Livy disagrees with Polybius on many points, including the founding of monarchy. Livy disagreed with Polybius when he said “the main factor that determines whether a government succeeds or fails is the state’s constitution.” (The Rise of the Roman Empire). 2). For the establishment of a republic, leadership and oratory were considered more important. Senators used political rhetoric to hypnotize the people and stay in power. They began wars and won. Peace and external conflict were short-lived, but they distracted the people from their own problems. Marcus Furius Camillus, an aristocratic ruler, catered primarily to the interests of upper-classes. The senate pleaded with him to stay in Rome when the Gauls invaded (The Rise of Rome v. 49). The plebeians did not like him and he was harshly punished, but he saved Rome from a dire situation. “[W]hen he arrived, the whole of society came to welcome him…and he was greeted with a triumph far more grand than usual” (V. 23) because he was essential to Rome’s existence. Livy shows that a politician who is savvy must have personal qualities to succeed.

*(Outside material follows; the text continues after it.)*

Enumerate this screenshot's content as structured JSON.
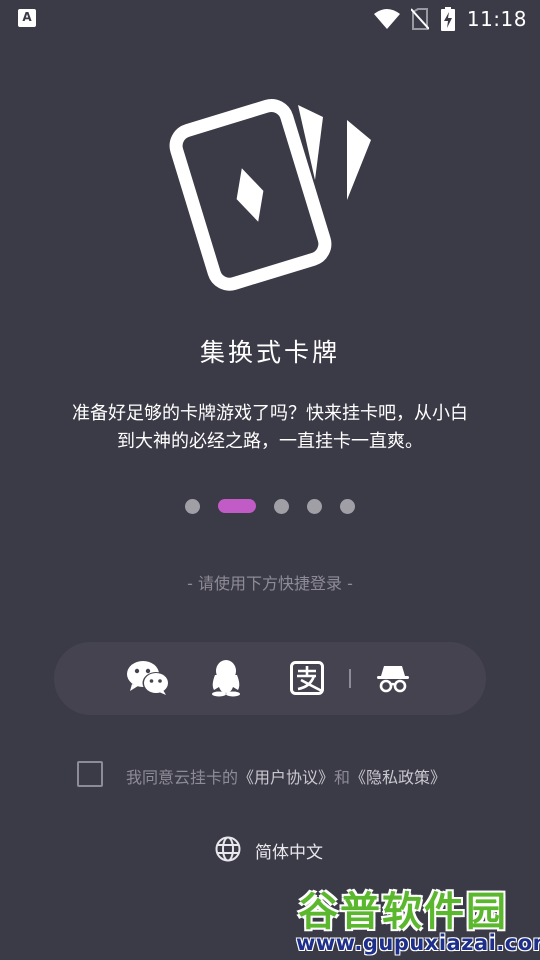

Polybius did not accurately describe the Roman political battles as he simplified them in his simplistic outline. Polybius’ cycle of political power is too broad to explain the beginnings of monarchy or republic. The abolition may have benefitted the plebeians but the political arena remained dominated the powerful and wealthy. The senators were in a position of advantage after exiling the kings. The Falisci recognized the senators saying, “Senators. You and your commander defeated in a battle that neither man nor god can be angry with, we submit ourselves to” (V.27). But the masses were rarely satisfied by “slaying enemies and plundering their great wealth” (V.21). They were not exceptional fighters just because they were willing to “do anything” in order to gain a reputation of valour within their country (The Rise of the Roman Empire – VI). 52). The republic forced Romans to engage in constant war because “the freedom of the plebs is better served by war than peace, and between enemies than citizens” (The Rise of Rome II). 23). In this case, the mob’s attention would be drawn to decay and corruption within the country. Livy’s political change was not driven by the natural progress. These changes were dependent on the efforts of qualified rulers to maintain an empire that was rapidly expanding.

Livy’s interest in the social and political changes that were brought about by the revolutionaries was greater than Polybius. Livy was unable to support Polybius’ theory about cyclic revolutions and changes under Augustan imperialism. Livy remained faithful to the Roman nationalist atmosphere under Augustus by making Rome seem indestructible and eternal. In his rich history of characters in the Roman show, Livy focuses on the Ara Pacis, not Polybius. His books were a monument that he created to protect a moral sense against the decay of Rome and time.


  • bensonsimpson

    Hi! I'm Benson Simpson, a 35-year-old educational blogger and teacher. I write about educational topics such as student motivation, creativity, and effective teaching techniques. I also run a blog about creativity and learning, which you can find at



Hi! I'm Benson Simpson, a 35-year-old educational blogger and teacher. I write about educational topics such as student motivation, creativity, and effective teaching techniques. I also run a blog about creativity and learning, which you can find at